Joffrey Ballet offers three unique visions in their aptly titled new show, Eclectica. You have the classic piece choreographed 40 years ago by Gerald Arpino; the newcomer, Jessica Lang, whose world premier blends religion with modern dance; and a new piece by universally-praised ballet artist James Kudelka. These three works each bring inspired approaches to interpreting music through dance.
I’m no dance expert, but I enjoy watching and discovering how the body can be manipulated to convey a story, or, at at the very least, a vision. In a video introduction that kicks off the evening, I was amazed to learn that both Lang and Kudelka came to the rehearsal room with no firm ideas (i.e., dance steps) in mind — the only things they brought along were a general concept and the music. Planning be dammed: Art is born from of-the-moment inspiration, apparently.
But first the classic piece. Reflections is a Joffrey standard, choreographed by Joffrey co-founder Arpino in 1971 and set to Tchaikovsky’s “Variations on a Rococo Theme.” It represents the “Arpino” style — high lifts, a flying pace and classic beauty. Or, just watch this video clip to get a better sense. Twenty minutes of beauty, delicacy and energy. For this performance, Tchaikovsky’s music is reduced to a cello and piano. While the cellist last night seemed to experience difficulties in some of the higher passages, and there were a few noticeable synch issues with the dancers and the melody line, it was a lovely and lively way to open the evening.
Lang’s Crossed uses music composed by Mozart, Handel and des Prez originally commissioned for the Church. (Get it: Crossed?) To hit this point home, a series of floating panels intersect the stage, forming crosses, barriers and screens for dancers to hide behind and make seamless entrances and exists. Lang finds moments of athletic joy (and subtle humor) in some pretty somber music compositions. Her use of angles and lifts echo her past experience as a member of Twyla Tharp’s company. A few extra dress rehearsals may have helped smooth out last night’s wrinkles: a dancer fell, a few others were noticeably wobbly, and one of the moving panels inelegantly slammed to the stage, with an offstage voice yelling “Whoa!” However, judging from the audience reaction at the piece’s conclusion, Lang has a bright future ahead of her.
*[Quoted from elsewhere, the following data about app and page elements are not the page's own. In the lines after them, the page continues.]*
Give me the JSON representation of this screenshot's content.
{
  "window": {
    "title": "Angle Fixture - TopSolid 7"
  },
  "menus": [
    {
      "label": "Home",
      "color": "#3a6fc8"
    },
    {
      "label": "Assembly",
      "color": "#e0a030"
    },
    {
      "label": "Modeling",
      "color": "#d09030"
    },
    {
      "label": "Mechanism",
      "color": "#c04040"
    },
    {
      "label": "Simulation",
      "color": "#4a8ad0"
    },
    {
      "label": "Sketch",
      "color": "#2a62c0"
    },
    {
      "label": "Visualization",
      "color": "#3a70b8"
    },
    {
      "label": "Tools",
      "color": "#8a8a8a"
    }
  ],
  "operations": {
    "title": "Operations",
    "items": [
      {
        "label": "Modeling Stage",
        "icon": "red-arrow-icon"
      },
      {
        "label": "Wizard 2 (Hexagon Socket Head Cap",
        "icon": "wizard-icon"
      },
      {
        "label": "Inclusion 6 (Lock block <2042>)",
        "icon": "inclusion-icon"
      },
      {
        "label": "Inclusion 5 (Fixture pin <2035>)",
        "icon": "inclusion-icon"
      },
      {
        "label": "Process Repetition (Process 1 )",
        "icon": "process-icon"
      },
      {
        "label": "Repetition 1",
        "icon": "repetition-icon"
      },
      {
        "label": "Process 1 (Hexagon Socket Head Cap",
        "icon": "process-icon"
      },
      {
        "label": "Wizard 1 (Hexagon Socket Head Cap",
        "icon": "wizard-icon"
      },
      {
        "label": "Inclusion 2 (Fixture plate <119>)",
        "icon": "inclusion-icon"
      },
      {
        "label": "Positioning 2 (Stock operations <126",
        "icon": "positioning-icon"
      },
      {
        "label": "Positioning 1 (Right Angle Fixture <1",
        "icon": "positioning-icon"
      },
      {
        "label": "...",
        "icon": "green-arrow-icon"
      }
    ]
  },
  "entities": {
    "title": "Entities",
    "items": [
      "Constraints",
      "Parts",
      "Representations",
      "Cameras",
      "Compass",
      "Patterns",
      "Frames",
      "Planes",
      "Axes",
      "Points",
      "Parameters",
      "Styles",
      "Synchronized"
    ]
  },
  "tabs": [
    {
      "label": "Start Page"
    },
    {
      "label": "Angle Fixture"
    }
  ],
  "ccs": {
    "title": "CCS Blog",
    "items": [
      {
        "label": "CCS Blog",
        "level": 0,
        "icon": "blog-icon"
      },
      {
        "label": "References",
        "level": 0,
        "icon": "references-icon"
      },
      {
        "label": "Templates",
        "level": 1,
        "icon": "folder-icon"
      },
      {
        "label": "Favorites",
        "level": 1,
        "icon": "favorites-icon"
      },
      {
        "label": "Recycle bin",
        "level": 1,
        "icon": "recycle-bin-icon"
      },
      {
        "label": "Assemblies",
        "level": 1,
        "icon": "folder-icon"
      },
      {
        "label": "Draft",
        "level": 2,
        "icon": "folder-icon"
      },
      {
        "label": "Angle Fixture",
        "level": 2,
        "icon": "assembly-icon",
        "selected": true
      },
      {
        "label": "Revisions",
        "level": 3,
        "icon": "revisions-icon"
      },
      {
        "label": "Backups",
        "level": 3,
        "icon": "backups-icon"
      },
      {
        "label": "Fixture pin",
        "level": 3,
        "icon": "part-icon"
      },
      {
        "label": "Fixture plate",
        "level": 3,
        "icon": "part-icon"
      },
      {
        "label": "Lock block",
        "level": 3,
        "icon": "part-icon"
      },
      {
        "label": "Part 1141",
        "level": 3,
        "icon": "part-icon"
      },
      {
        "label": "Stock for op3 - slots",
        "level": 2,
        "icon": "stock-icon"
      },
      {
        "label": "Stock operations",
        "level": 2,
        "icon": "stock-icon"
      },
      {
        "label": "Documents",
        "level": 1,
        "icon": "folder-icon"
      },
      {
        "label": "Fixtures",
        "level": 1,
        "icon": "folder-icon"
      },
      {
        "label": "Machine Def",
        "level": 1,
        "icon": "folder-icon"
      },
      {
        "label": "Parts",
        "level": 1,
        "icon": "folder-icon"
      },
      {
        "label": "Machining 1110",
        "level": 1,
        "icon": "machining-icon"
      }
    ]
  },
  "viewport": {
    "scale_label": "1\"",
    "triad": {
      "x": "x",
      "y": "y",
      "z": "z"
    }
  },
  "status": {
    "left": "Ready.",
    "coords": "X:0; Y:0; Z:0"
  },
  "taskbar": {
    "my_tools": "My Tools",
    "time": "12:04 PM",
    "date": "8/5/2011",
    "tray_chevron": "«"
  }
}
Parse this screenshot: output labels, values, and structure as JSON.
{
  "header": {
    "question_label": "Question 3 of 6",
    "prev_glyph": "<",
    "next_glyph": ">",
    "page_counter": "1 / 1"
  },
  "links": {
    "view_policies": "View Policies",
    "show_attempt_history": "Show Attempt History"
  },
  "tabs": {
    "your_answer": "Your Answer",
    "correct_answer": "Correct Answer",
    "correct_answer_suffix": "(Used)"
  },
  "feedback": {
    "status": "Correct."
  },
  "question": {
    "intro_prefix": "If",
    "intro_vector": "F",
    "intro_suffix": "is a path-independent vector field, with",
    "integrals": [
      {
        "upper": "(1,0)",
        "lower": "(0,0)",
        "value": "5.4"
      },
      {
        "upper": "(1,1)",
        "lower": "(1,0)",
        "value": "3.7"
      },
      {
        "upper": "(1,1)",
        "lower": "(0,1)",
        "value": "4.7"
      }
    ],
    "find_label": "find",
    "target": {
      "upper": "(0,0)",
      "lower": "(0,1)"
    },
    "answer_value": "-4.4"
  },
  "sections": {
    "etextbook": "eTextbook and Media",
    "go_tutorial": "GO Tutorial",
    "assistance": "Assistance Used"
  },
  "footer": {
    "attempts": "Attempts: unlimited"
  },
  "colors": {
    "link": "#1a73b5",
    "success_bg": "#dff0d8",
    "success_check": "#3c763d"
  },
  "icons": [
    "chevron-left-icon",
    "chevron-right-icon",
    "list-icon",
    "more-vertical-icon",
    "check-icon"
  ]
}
Finally, Kudelka’s Pretty BALLET “explores the balance between romantic ideals and industrial ideas as they relate to art,” or so explains the program notes. I’m not sure I got all that, but there is a lovely pas de deux that demonstrates the relationship between an artist and his muse. (My friend Jamie, who went with me, had a unique interpretation of the piece: she thought it was about robots vs. ballerinas.) Using Bohuslav Martinů’s Symphony No. 2 as inspiration, the movement is playful and athletic, if repetitive. But maybe that was the industrial part?
Overall, a beautiful night, though a touch under-rehearsed. And it’s always a joy to sit in the stunning Auditorium Theatre. Although, I do miss hearing the richness of a live orchestra accompanying this world-class ballet company. Both Crossed and Pretty BALLET used recorded tracks. (I thought the Chicago Sinfonietta was the resident orchestra for the Joffrey Ballet?) Something’s always missing when dancers pour their hearts into interpreting canned music.
“Eclectica” plays through May 9 at the Auditorium Theatre. Go here for more information >